EXERCISE INSTRUCTIONS: The answer must be every line of the data that holds the word "subject".

○ ○ ○

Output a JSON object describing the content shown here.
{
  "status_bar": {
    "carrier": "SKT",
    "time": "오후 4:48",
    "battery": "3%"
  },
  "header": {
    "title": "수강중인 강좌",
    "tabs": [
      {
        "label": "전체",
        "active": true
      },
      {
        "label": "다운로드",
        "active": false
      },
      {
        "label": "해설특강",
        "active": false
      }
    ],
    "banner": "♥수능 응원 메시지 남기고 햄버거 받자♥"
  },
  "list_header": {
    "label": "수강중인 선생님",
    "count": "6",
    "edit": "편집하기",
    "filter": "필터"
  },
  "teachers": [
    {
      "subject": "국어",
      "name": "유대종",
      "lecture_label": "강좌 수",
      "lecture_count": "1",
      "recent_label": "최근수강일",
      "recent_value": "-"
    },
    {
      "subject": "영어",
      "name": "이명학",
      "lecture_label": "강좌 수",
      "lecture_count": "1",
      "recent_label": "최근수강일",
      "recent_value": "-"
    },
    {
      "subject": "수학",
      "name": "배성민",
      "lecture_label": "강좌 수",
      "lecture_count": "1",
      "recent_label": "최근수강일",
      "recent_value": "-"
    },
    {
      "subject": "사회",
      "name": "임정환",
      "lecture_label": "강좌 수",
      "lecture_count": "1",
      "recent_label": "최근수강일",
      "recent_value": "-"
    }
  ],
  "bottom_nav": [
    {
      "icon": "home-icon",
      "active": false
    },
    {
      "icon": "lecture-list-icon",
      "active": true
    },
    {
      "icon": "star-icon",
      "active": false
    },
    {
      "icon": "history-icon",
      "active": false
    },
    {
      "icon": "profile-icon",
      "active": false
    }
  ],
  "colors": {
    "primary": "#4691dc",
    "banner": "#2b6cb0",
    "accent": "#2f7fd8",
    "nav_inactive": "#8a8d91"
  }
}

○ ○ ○

SOLUTION:
      "subject": "국어",
      "subject": "영어",
      "subject": "수학",
      "subject": "사회",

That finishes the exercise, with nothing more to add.